→ WHAT YOU WILL DO
Restate the entries word for word and skip every image.

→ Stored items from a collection

────────────────

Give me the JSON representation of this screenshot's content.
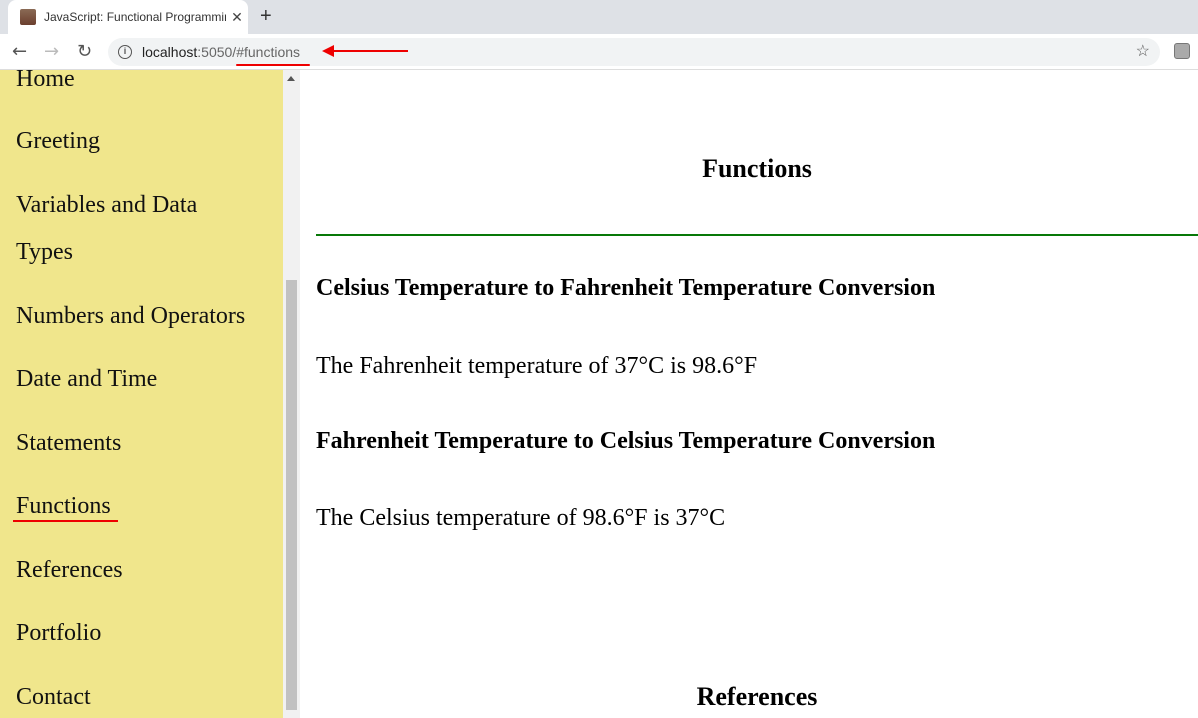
{
  "browser": {
    "tab_title": "JavaScript: Functional Programming",
    "url_host": "localhost",
    "url_path": ":5050/#functions",
    "new_tab": "+",
    "close": "✕"
  },
  "sidebar": {
    "items": [
      {
        "label": "Home"
      },
      {
        "label": "Greeting"
      },
      {
        "label": "Variables and Data"
      },
      {
        "label": "Types"
      },
      {
        "label": "Numbers and Operators"
      },
      {
        "label": "Date and Time"
      },
      {
        "label": "Statements"
      },
      {
        "label": "Functions"
      },
      {
        "label": "References"
      },
      {
        "label": "Portfolio"
      },
      {
        "label": "Contact"
      }
    ]
  },
  "main": {
    "section_title": "Functions",
    "c2f_heading": "Celsius Temperature to Fahrenheit Temperature Conversion",
    "c2f_result": "The Fahrenheit temperature of 37°C is 98.6°F",
    "f2c_heading": "Fahrenheit Temperature to Celsius Temperature Conversion",
    "f2c_result": "The Celsius temperature of 98.6°F is 37°C",
    "next_section_title": "References"
  },
  "colors": {
    "sidebar_bg": "#f0e68c",
    "divider": "#087808",
    "annotation": "#e00000"
  }
}
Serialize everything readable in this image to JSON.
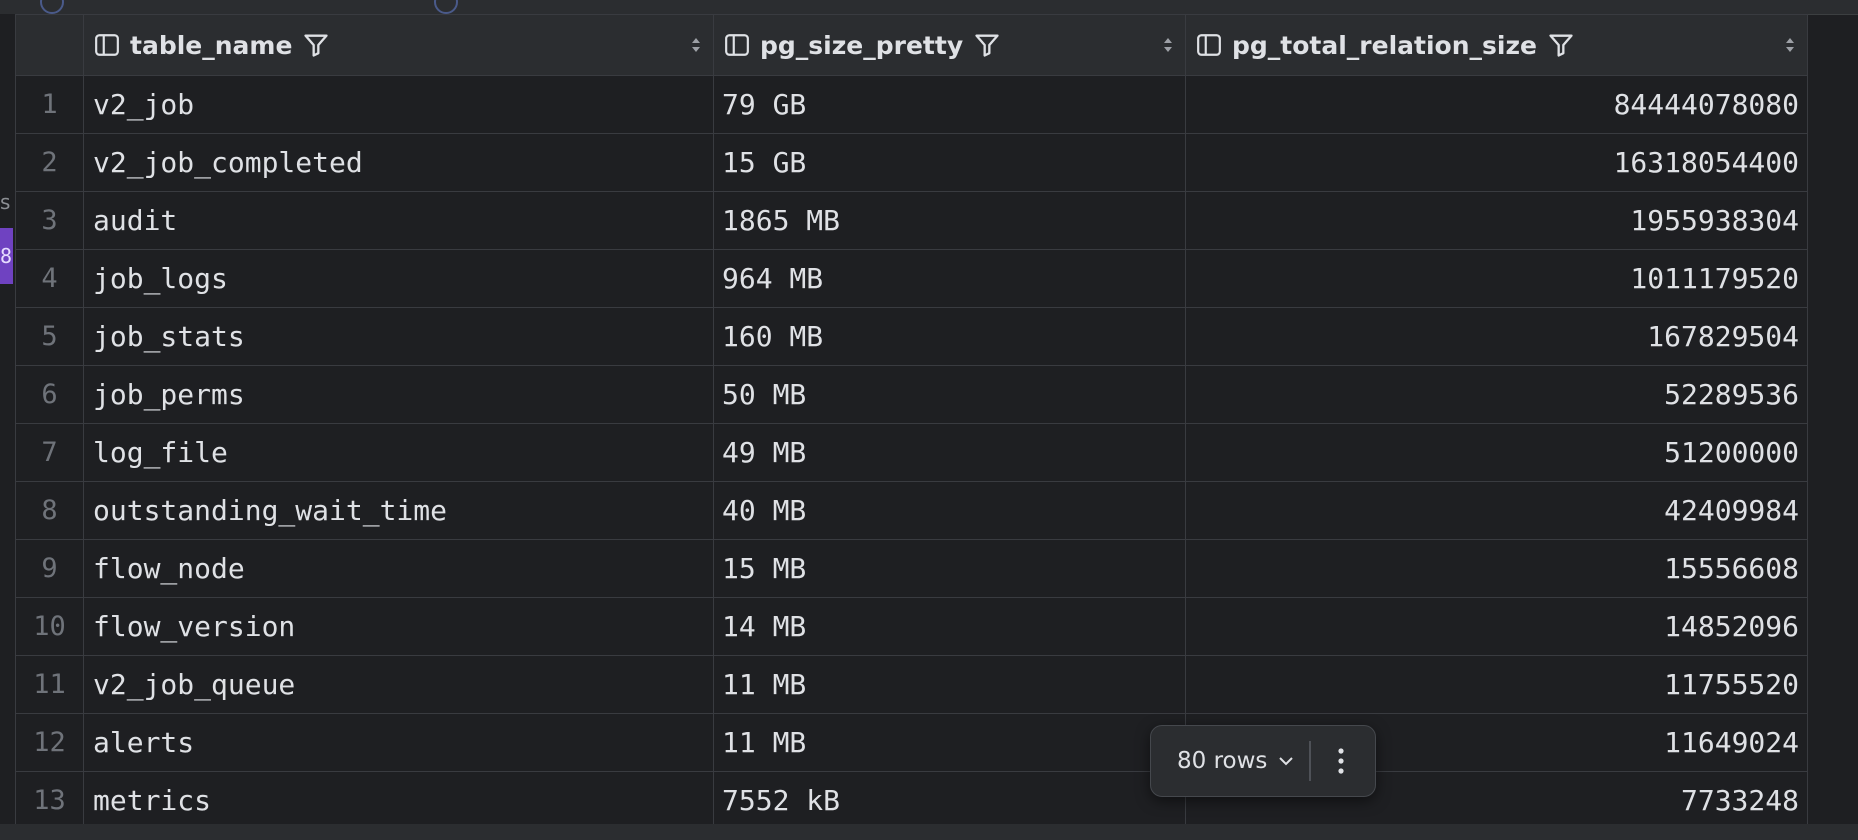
{
  "columns": [
    {
      "label": "table_name"
    },
    {
      "label": "pg_size_pretty"
    },
    {
      "label": "pg_total_relation_size"
    }
  ],
  "rows": [
    {
      "num": "1",
      "table_name": "v2_job",
      "pg_size_pretty": "79 GB",
      "pg_total_relation_size": "84444078080"
    },
    {
      "num": "2",
      "table_name": "v2_job_completed",
      "pg_size_pretty": "15 GB",
      "pg_total_relation_size": "16318054400"
    },
    {
      "num": "3",
      "table_name": "audit",
      "pg_size_pretty": "1865 MB",
      "pg_total_relation_size": "1955938304"
    },
    {
      "num": "4",
      "table_name": "job_logs",
      "pg_size_pretty": "964 MB",
      "pg_total_relation_size": "1011179520"
    },
    {
      "num": "5",
      "table_name": "job_stats",
      "pg_size_pretty": "160 MB",
      "pg_total_relation_size": "167829504"
    },
    {
      "num": "6",
      "table_name": "job_perms",
      "pg_size_pretty": "50 MB",
      "pg_total_relation_size": "52289536"
    },
    {
      "num": "7",
      "table_name": "log_file",
      "pg_size_pretty": "49 MB",
      "pg_total_relation_size": "51200000"
    },
    {
      "num": "8",
      "table_name": "outstanding_wait_time",
      "pg_size_pretty": "40 MB",
      "pg_total_relation_size": "42409984"
    },
    {
      "num": "9",
      "table_name": "flow_node",
      "pg_size_pretty": "15 MB",
      "pg_total_relation_size": "15556608"
    },
    {
      "num": "10",
      "table_name": "flow_version",
      "pg_size_pretty": "14 MB",
      "pg_total_relation_size": "14852096"
    },
    {
      "num": "11",
      "table_name": "v2_job_queue",
      "pg_size_pretty": "11 MB",
      "pg_total_relation_size": "11755520"
    },
    {
      "num": "12",
      "table_name": "alerts",
      "pg_size_pretty": "11 MB",
      "pg_total_relation_size": "11649024"
    },
    {
      "num": "13",
      "table_name": "metrics",
      "pg_size_pretty": "7552 kB",
      "pg_total_relation_size": "7733248"
    }
  ],
  "pagination": {
    "rows_label": "80 rows"
  },
  "icons": {
    "column": "column-icon",
    "filter": "filter-icon",
    "sort": "sort-icon",
    "chevron": "chevron-down-icon",
    "more": "more-vertical-icon"
  },
  "colors": {
    "background": "#1e1f22",
    "header": "#2b2d30",
    "accent": "#6f42c1"
  }
}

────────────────

→ TASK SOLUTION
Give me the JSON representation of this screenshot's content.
{
  "browser": {
    "tab_title": "JavaScript: Functional Programming",
    "url_host": "localhost",
    "url_path": ":5050/#functions",
    "new_tab": "+",
    "close": "✕"
  },
  "sidebar": {
    "items": [
      {
        "label": "Home"
      },
      {
        "label": "Greeting"
      },
      {
        "label": "Variables and Data"
      },
      {
        "label": "Types"
      },
      {
        "label": "Numbers and Operators"
      },
      {
        "label": "Date and Time"
      },
      {
        "label": "Statements"
      },
      {
        "label": "Functions"
      },
      {
        "label": "References"
      },
      {
        "label": "Portfolio"
      },
      {
        "label": "Contact"
      }
    ]
  },
  "main": {
    "section_title": "Functions",
    "c2f_heading": "Celsius Temperature to Fahrenheit Temperature Conversion",
    "c2f_result": "The Fahrenheit temperature of 37°C is 98.6°F",
    "f2c_heading": "Fahrenheit Temperature to Celsius Temperature Conversion",
    "f2c_result": "The Celsius temperature of 98.6°F is 37°C",
    "next_section_title": "References"
  },
  "colors": {
    "sidebar_bg": "#f0e68c",
    "divider": "#087808",
    "annotation": "#e00000"
  }
}
Serialize everything readable in this image to JSON.
{
  "columns": [
    {
      "label": "table_name"
    },
    {
      "label": "pg_size_pretty"
    },
    {
      "label": "pg_total_relation_size"
    }
  ],
  "rows": [
    {
      "num": "1",
      "table_name": "v2_job",
      "pg_size_pretty": "79 GB",
      "pg_total_relation_size": "84444078080"
    },
    {
      "num": "2",
      "table_name": "v2_job_completed",
      "pg_size_pretty": "15 GB",
      "pg_total_relation_size": "16318054400"
    },
    {
      "num": "3",
      "table_name": "audit",
      "pg_size_pretty": "1865 MB",
      "pg_total_relation_size": "1955938304"
    },
    {
      "num": "4",
      "table_name": "job_logs",
      "pg_size_pretty": "964 MB",
      "pg_total_relation_size": "1011179520"
    },
    {
      "num": "5",
      "table_name": "job_stats",
      "pg_size_pretty": "160 MB",
      "pg_total_relation_size": "167829504"
    },
    {
      "num": "6",
      "table_name": "job_perms",
      "pg_size_pretty": "50 MB",
      "pg_total_relation_size": "52289536"
    },
    {
      "num": "7",
      "table_name": "log_file",
      "pg_size_pretty": "49 MB",
      "pg_total_relation_size": "51200000"
    },
    {
      "num": "8",
      "table_name": "outstanding_wait_time",
      "pg_size_pretty": "40 MB",
      "pg_total_relation_size": "42409984"
    },
    {
      "num": "9",
      "table_name": "flow_node",
      "pg_size_pretty": "15 MB",
      "pg_total_relation_size": "15556608"
    },
    {
      "num": "10",
      "table_name": "flow_version",
      "pg_size_pretty": "14 MB",
      "pg_total_relation_size": "14852096"
    },
    {
      "num": "11",
      "table_name": "v2_job_queue",
      "pg_size_pretty": "11 MB",
      "pg_total_relation_size": "11755520"
    },
    {
      "num": "12",
      "table_name": "alerts",
      "pg_size_pretty": "11 MB",
      "pg_total_relation_size": "11649024"
    },
    {
      "num": "13",
      "table_name": "metrics",
      "pg_size_pretty": "7552 kB",
      "pg_total_relation_size": "7733248"
    }
  ],
  "pagination": {
    "rows_label": "80 rows"
  },
  "icons": {
    "column": "column-icon",
    "filter": "filter-icon",
    "sort": "sort-icon",
    "chevron": "chevron-down-icon",
    "more": "more-vertical-icon"
  },
  "colors": {
    "background": "#1e1f22",
    "header": "#2b2d30",
    "accent": "#6f42c1"
  }
}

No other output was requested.